Since 2009, the Boko Haram insurgency and subsequent responses have ravaged northeast Nigeria, killing over 100,000 civilians and leaving 7.7 million in need of urgent humanitarian assistance. At the heart of the conflict has been youth – whether as perpetrators, defenders or victims of extreme violence – yet they are all too often excluded from formal and traditional peacebuilding efforts.
Their historical exclusion from political, social and economic decision-making has led young people to become increasingly disengaged from society and therefore ideal targets for mobilisation by Boko Haram and armed gangs.
For generations, farmers and pastoralist herders throughout West Africa have lived in relative harmony - a mutual partnership which kept cropland fertile and cattle well-nourished. However, increased competition between these two groups caused by population growth, environmental degradation, the expansion of cultivated land and regional instability has led to the breakdown of farmer-herder relationships and widespread violence.

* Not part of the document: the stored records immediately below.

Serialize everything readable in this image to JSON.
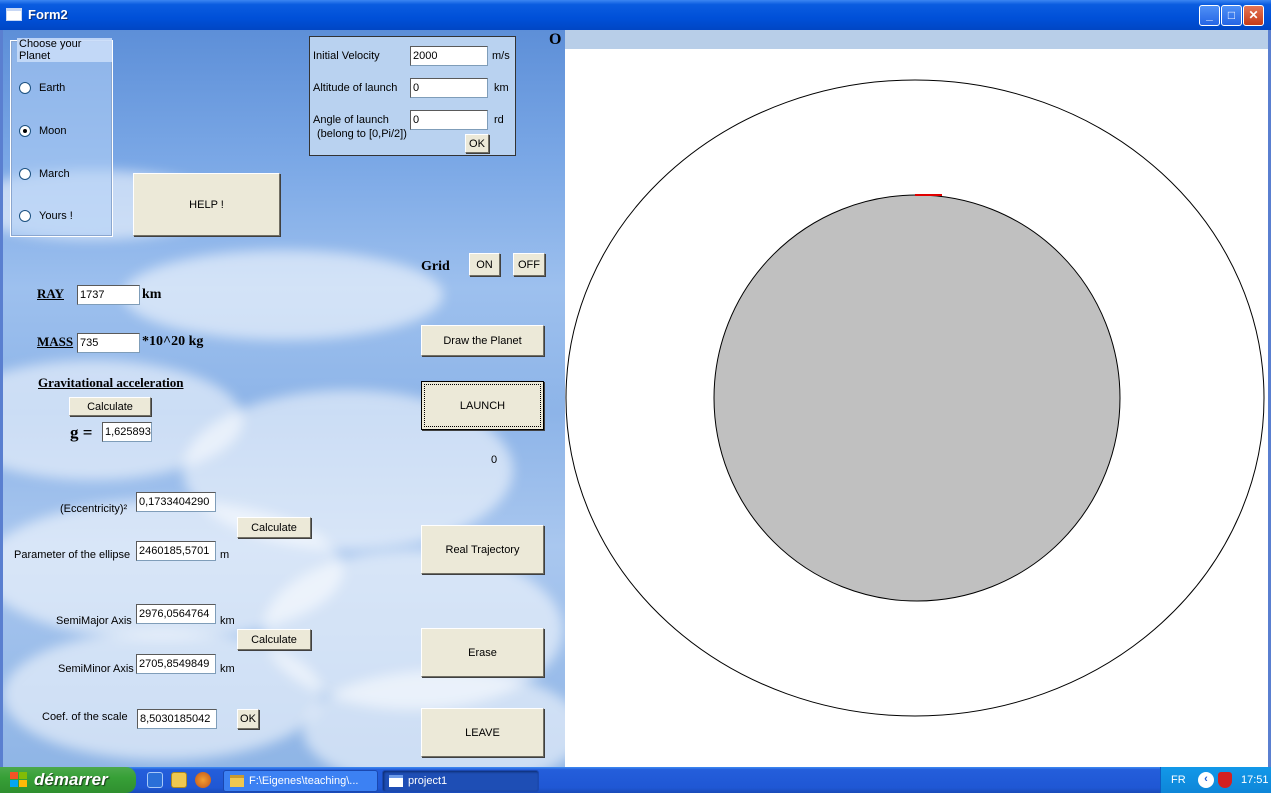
{
  "window": {
    "title": "Form2",
    "controls": {
      "minimize": "_",
      "maximize": "□",
      "close": "✕"
    }
  },
  "planet_selector": {
    "legend": "Choose your Planet",
    "options": [
      {
        "label": "Earth",
        "checked": false
      },
      {
        "label": "Moon",
        "checked": true
      },
      {
        "label": "March",
        "checked": false
      },
      {
        "label": "Yours !",
        "checked": false
      }
    ]
  },
  "help_button": "HELP !",
  "launch_params": {
    "velocity_label": "Initial Velocity",
    "velocity_value": "2000",
    "velocity_unit": "m/s",
    "altitude_label": "Altitude of launch",
    "altitude_value": "0",
    "altitude_unit": "km",
    "angle_label": "Angle of launch",
    "angle_hint": "(belong to [0,Pi/2])",
    "angle_value": "0",
    "angle_unit": "rd",
    "ok_button": "OK"
  },
  "planet_props": {
    "ray_label": "RAY",
    "ray_value": "1737",
    "ray_unit": "km",
    "mass_label": "MASS",
    "mass_value": "735",
    "mass_unit": "*10^20 kg",
    "grav_label": "Gravitational acceleration",
    "grav_calc_button": "Calculate",
    "g_label": "g =",
    "g_value": "1,625893"
  },
  "grid": {
    "label": "Grid",
    "on_button": "ON",
    "off_button": "OFF"
  },
  "actions": {
    "draw_planet": "Draw the Planet",
    "launch": "LAUNCH",
    "counter": "0",
    "real_trajectory": "Real Trajectory",
    "erase": "Erase",
    "leave": "LEAVE"
  },
  "orbit": {
    "ecc_label": "(Eccentricity)²",
    "ecc_value": "0,1733404290",
    "param_label": "Parameter of the ellipse",
    "param_value": "2460185,5701",
    "param_unit": "m",
    "calc1_button": "Calculate",
    "semimajor_label": "SemiMajor Axis",
    "semimajor_value": "2976,0564764",
    "semimajor_unit": "km",
    "semiminor_label": "SemiMinor Axis",
    "semiminor_value": "2705,8549849",
    "semiminor_unit": "km",
    "calc2_button": "Calculate",
    "scale_label": "Coef. of the scale",
    "scale_value": "8,5030185042",
    "scale_ok_button": "OK"
  },
  "canvas": {
    "origin_label": "O",
    "colors": {
      "planet_fill": "#c0c0c0",
      "launch_marker": "#e00000",
      "orbit": "#000000"
    }
  },
  "taskbar": {
    "start_label": "démarrer",
    "tasks": [
      {
        "label": "F:\\Eigenes\\teaching\\...",
        "active": false
      },
      {
        "label": "project1",
        "active": true
      }
    ],
    "tray": {
      "lang": "FR",
      "clock": "17:51"
    }
  }
}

Our work in Nigeria
Together with our local partner organisations, we began developing innovative Youth Peace Platforms (YPPs) in Nigeria in 2014 – first in Plateau State, and subsequently in the northeastern states of Borno and Yobe. The youth-led groups focus on engaging at-risk and vulnerable young people, who are traditionally perceived as being the hardest to reach in society – often substance abusers, sex workers, orphans and victims or perpetrators of extreme violence. Through this network of 27 YPPs, young people are supported to rebuild their confidence, process the traumas of their past, analyse conflicts and voice their needs and concerns.
By showing their commitment for peace, these young people are beginning to challenge society’s negative stereotypes, and lay the foundations for greater trust and understanding between youth, their communities and officials.
In Plateau State, we are also working with groups of herders and farmers - training them in conflict analysis, peacebuilding and mediation techniques to identify and resolve conflicts in their community. The work aims to build trust and understanding between the divided groups, through initiatives such as ‘peace markets’, and between herders, farmers and local authorities.